▶ [Problem requirements]: Find every line in the records that holds the string "Country". Copy each one.
----- Exercise data
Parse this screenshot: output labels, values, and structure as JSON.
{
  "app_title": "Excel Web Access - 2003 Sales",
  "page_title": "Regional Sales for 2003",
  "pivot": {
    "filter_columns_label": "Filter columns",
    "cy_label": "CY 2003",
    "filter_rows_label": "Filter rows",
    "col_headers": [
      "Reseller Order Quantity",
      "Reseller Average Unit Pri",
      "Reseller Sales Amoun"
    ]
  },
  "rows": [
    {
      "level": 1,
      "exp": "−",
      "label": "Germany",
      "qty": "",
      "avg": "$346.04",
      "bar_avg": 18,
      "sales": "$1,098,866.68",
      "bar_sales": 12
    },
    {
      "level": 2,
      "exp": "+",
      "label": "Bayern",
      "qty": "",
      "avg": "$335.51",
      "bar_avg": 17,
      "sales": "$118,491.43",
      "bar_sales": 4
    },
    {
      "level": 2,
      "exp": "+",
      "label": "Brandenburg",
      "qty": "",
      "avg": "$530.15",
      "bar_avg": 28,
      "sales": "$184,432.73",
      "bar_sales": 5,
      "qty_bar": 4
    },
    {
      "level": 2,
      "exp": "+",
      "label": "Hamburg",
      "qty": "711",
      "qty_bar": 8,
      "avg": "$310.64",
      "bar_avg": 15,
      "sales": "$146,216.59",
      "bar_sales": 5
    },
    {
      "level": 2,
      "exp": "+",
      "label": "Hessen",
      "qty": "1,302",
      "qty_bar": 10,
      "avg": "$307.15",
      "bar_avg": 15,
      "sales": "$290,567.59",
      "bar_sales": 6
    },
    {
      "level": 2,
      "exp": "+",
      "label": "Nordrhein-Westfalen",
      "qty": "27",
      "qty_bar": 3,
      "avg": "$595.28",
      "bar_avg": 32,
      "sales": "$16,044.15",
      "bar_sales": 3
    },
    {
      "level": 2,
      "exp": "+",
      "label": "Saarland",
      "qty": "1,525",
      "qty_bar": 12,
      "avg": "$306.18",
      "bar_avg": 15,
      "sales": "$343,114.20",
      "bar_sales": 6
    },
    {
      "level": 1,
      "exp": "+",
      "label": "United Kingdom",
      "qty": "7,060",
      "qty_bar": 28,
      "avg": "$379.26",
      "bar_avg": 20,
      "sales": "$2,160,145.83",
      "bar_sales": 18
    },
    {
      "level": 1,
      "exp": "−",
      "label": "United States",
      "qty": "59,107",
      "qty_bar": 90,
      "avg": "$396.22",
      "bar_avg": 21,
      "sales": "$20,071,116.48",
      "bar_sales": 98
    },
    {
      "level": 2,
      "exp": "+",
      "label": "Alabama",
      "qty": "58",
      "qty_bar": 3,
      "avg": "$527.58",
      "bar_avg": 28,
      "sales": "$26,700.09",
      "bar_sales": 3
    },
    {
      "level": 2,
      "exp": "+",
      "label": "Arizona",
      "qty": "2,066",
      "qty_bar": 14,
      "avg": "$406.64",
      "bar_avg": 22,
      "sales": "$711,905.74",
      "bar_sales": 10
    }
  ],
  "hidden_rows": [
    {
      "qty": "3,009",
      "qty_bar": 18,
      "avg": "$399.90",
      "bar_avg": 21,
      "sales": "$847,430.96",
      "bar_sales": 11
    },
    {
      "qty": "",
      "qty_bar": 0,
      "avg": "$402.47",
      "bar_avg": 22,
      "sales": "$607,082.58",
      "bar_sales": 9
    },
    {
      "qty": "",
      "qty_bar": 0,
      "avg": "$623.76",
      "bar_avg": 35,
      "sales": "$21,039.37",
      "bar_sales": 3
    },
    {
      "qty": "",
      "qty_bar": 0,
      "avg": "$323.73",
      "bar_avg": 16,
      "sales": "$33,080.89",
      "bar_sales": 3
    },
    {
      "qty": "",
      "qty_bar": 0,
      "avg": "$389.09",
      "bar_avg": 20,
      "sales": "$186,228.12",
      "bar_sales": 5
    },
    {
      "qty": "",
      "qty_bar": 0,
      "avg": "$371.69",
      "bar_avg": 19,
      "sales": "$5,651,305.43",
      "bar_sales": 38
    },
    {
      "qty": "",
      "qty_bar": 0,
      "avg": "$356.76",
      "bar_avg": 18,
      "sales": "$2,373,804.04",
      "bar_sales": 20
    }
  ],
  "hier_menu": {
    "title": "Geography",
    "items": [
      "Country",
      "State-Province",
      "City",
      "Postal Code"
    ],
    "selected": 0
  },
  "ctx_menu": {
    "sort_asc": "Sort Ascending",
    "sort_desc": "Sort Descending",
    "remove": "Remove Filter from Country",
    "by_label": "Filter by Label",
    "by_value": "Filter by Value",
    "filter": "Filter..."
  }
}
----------
▶ [Response]:
      "Country",
    "remove": "Remove Filter from Country",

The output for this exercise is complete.